Wednesday, May 16, 2012

Historical accuracy (and loving the haters)

I don't like it when people don't like my books – but I love it when they hate them. A writer wants to inspire passion, any sort of passion, to have the reader tell everyone they know about their book, and I'd much rather have a reviewer tell a thousand people how much they despise a book than have no one talking about it at all. I'm never going to be bothered by people's opinion of my work (though personally, I'm fragile, so please always tell me I look pretty, even if I don't.) The dear knows I don't like at least half the books I read (or start reading.) Bad reviews also tend to be the most entertaining, and the best thing about me (if I do say so myself) is that I think just about everything is hilarious.

But some people are saying Ladies in Waiting isn't historically accurate. Oh my, have you reviewers gotten my dander up!

A few reviewers have claimed that the female leads, with their unusual career choices and fairly strong wills, aren't realistic for the time. I feel compelled to point out that this isn't so. Yes, it was rare for women to be scientists or playwrights in the 17th Century, but Zabby and Eliza are based on real women of the time: novelist, philosopher and scientist Margaret Cavendish (who appears in the novel as Zabby's godmother) and playwright (and spy) Aphra Behn. So having two privileged girls who believe they can have what appear to be modern pastimes (or jobs) isn't particularly outlandish.
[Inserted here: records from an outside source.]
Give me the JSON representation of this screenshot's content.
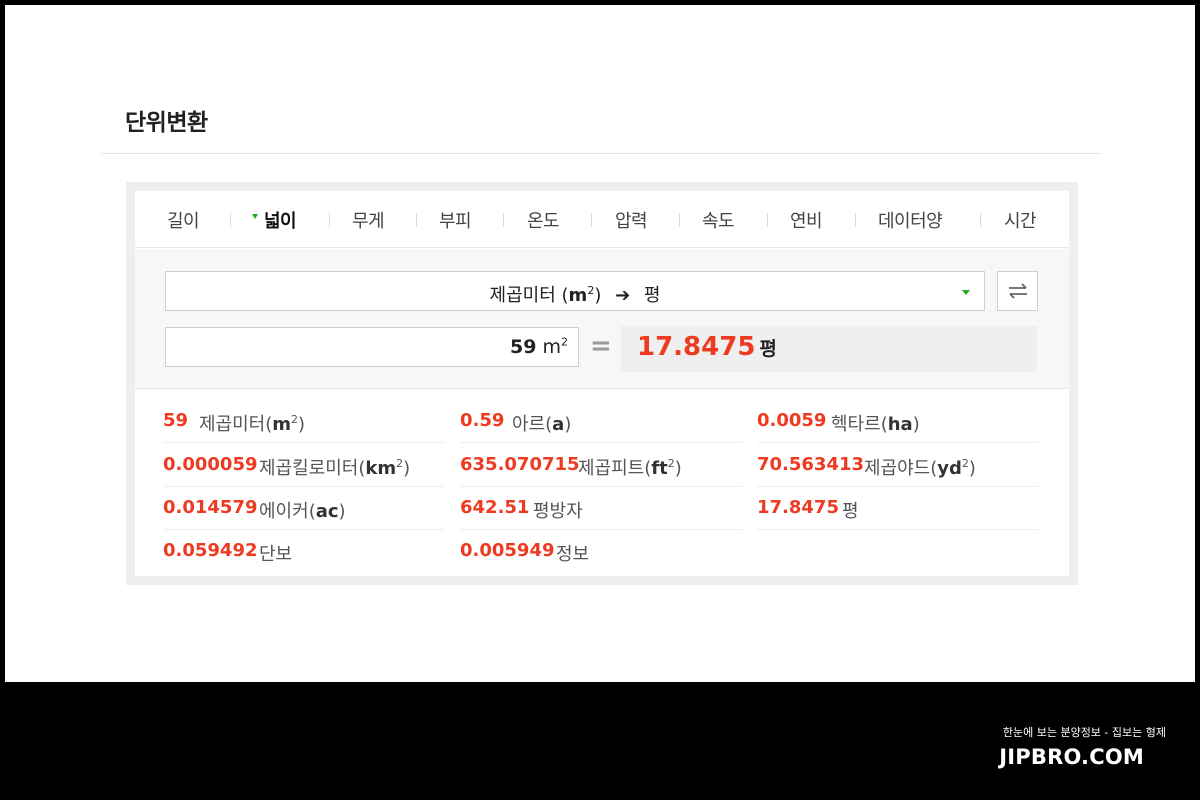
{
  "page_title": "단위변환",
  "tabs": [
    {
      "label": "길이",
      "active": false
    },
    {
      "label": "넓이",
      "active": true
    },
    {
      "label": "무게",
      "active": false
    },
    {
      "label": "부피",
      "active": false
    },
    {
      "label": "온도",
      "active": false
    },
    {
      "label": "압력",
      "active": false
    },
    {
      "label": "속도",
      "active": false
    },
    {
      "label": "연비",
      "active": false
    },
    {
      "label": "데이터양",
      "active": false
    },
    {
      "label": "시간",
      "active": false
    }
  ],
  "converter": {
    "from_unit": "제곱미터",
    "from_symbol_paren_open": "(",
    "from_symbol": "m",
    "from_symbol_sup": "2",
    "from_symbol_paren_close": ")",
    "to_unit": "평",
    "input_value": "59",
    "input_unit": "m",
    "input_unit_sup": "2",
    "equals": "=",
    "result_value": "17.8475",
    "result_unit": "평"
  },
  "results": [
    {
      "value": "59",
      "unit": "제곱미터",
      "sym_open": "(",
      "sym": "m",
      "sup": "2",
      "sym_close": ")"
    },
    {
      "value": "0.59",
      "unit": "아르",
      "sym_open": "(",
      "sym": "a",
      "sup": "",
      "sym_close": ")"
    },
    {
      "value": "0.0059",
      "unit": "헥타르",
      "sym_open": "(",
      "sym": "ha",
      "sup": "",
      "sym_close": ")"
    },
    {
      "value": "0.000059",
      "unit": "제곱킬로미터",
      "sym_open": "(",
      "sym": "km",
      "sup": "2",
      "sym_close": ")"
    },
    {
      "value": "635.070715",
      "unit": "제곱피트",
      "sym_open": "(",
      "sym": "ft",
      "sup": "2",
      "sym_close": ")"
    },
    {
      "value": "70.563413",
      "unit": "제곱야드",
      "sym_open": "(",
      "sym": "yd",
      "sup": "2",
      "sym_close": ")"
    },
    {
      "value": "0.014579",
      "unit": "에이커",
      "sym_open": "(",
      "sym": "ac",
      "sup": "",
      "sym_close": ")"
    },
    {
      "value": "642.51",
      "unit": "평방자",
      "sym_open": "",
      "sym": "",
      "sup": "",
      "sym_close": ""
    },
    {
      "value": "17.8475",
      "unit": "평",
      "sym_open": "",
      "sym": "",
      "sup": "",
      "sym_close": ""
    },
    {
      "value": "0.059492",
      "unit": "단보",
      "sym_open": "",
      "sym": "",
      "sup": "",
      "sym_close": ""
    },
    {
      "value": "0.005949",
      "unit": "정보",
      "sym_open": "",
      "sym": "",
      "sup": "",
      "sym_close": ""
    }
  ],
  "footer": {
    "tagline": "한눈에 보는 분양정보 - 집보는 형제",
    "brand": "JIPBRO.COM"
  },
  "colors": {
    "accent_red": "#ee3a21",
    "caret_green": "#22aa22"
  },
  "icons": {
    "swap": "swap-arrows-icon",
    "tab_caret": "caret-down-icon",
    "select_caret": "chevron-down-icon",
    "direction": "right-arrow-icon"
  }
}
I've also been asked to provide some historical notes, about which parts of Ladies in Waiting are true, which fictitious. Those tidbits too will be forthcoming, and maybe I can update the paperback edition.

I'll tell you more about Aphra Behn and Margaret Cavendish soon, but in the meantime, here is a picture of Cavendish, the leading female intellectual of her day – bare-breasted! Because 17th century women knew how to be sexy and powerful (even if they mostly used sex to get what they wanted.) Plus, breasts aren't the big deal modern people seem to think they are.
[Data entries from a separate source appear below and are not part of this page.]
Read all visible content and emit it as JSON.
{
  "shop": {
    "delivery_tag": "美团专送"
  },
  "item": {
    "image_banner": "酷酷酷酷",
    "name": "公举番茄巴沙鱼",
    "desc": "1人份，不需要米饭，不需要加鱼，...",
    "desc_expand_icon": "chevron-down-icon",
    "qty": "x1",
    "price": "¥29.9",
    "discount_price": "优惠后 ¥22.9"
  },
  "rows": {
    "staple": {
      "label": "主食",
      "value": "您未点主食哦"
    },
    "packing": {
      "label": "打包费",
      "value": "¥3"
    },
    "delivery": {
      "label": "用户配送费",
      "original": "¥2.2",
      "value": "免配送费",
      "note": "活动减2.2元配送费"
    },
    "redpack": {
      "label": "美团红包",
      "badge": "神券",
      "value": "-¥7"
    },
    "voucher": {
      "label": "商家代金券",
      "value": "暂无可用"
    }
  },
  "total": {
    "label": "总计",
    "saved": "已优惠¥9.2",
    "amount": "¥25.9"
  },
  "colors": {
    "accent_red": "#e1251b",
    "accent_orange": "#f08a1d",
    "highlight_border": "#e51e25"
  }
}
Tuesday, May 8, 2012

“Pure filth, constant coarse sex talk, bestiality jokes, heroine attempts to seduce a married man, etc.”
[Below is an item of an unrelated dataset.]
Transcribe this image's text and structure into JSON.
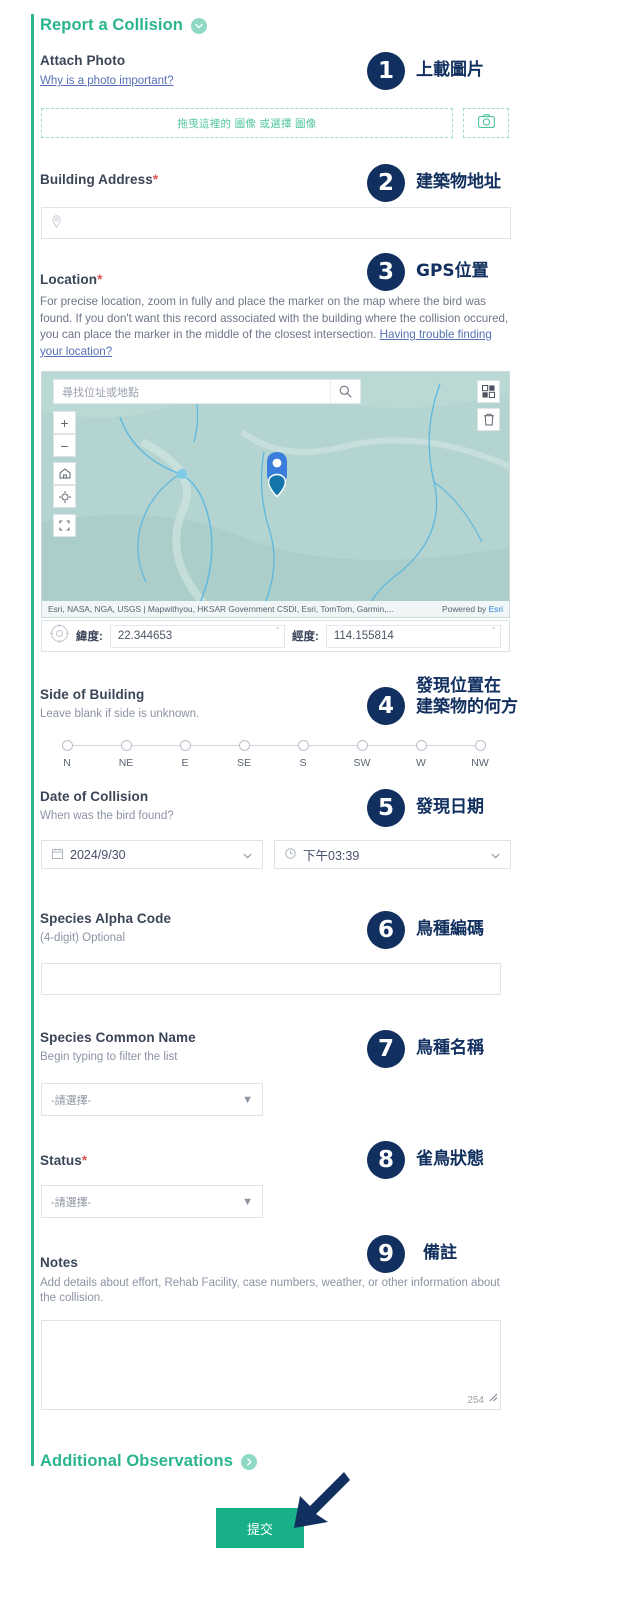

This review of Ladies in Waiting just tickles me. Take a look. I'll meet you right back here in a minute.

Will that sell books or what! Not so thrilled about the average-killing effect of a one-star rating, but hey, such is life. Can you imagine any better endorsement for curious teens than that headline? I wrote the dang thing and I want to re-read it.

Setting aside for the nonce that some of us don't think sex is filthy... (A friend of mine says if it's not filthy you're not doing it right, but she might have been talking about cooking, or gardening, or even child-rearing, I forget.)

Here's the thing – in Ladies in Waiting, no one has sex! Three young women who are relatively innocent, fairly smart, and have a pretty good idea what they want out of life (though they sometimes despair of achieving it) are thrust into a competitive, highly sexualized world where they make choices about whether to cling to their ideals.

The English court in 1662 sounds an awful lot like high school, right?

They are tempted, constantly, by sex and status, but stick to their guns. There is plenty of bawdry in Ladies in Waiting, but the heroines need something to resist, after all. Filth, pure or otherwise (and I do prefer mine pure) was a la mode in the Restoration, as evidenced by the poetry of Johns Wilmot, Earl of Rochester, by the plays of Wycherley and Etheredge, and by the example of King Charles II himself.

So apparently Ladies in Waiting is “ excuse to have lots of sexual talk and to get to roll around in the muck.”

Hmm... well, I don't need much of an excuse, do you? I think people should talk about sex. I think people should talk about everything. Talk about sex all you want, teen readers, just think hard before you do. (I'm a mother now, I have to say that.) Think, argue, joke, explore. Talking about things is safe. Reading about things is safe. Ladies in Waiting might titillate, but it won't corrupt. No book corrupts a thinking mind.

Life is mucky at the best of times. Ladies in Waiting has plenty of muck. Sex, sure, but death and greed and ambition and disease and obsession and maternal devotion and betrayal and true love. All very mucky.

Of course you're dying to know about the bestiality jokes, right? I couldn't remember a single one, then I did a few searches for various farm animals and came up with this blasphemous bit:

“You know what these peasant louts mean when they say a dance, don’t you? They dance in the haystacks, they dance behind the hedgerows, they dance with their sheep if there’s no skivvy about.”

Laws, I clutch my pearls!

XO my lovelies,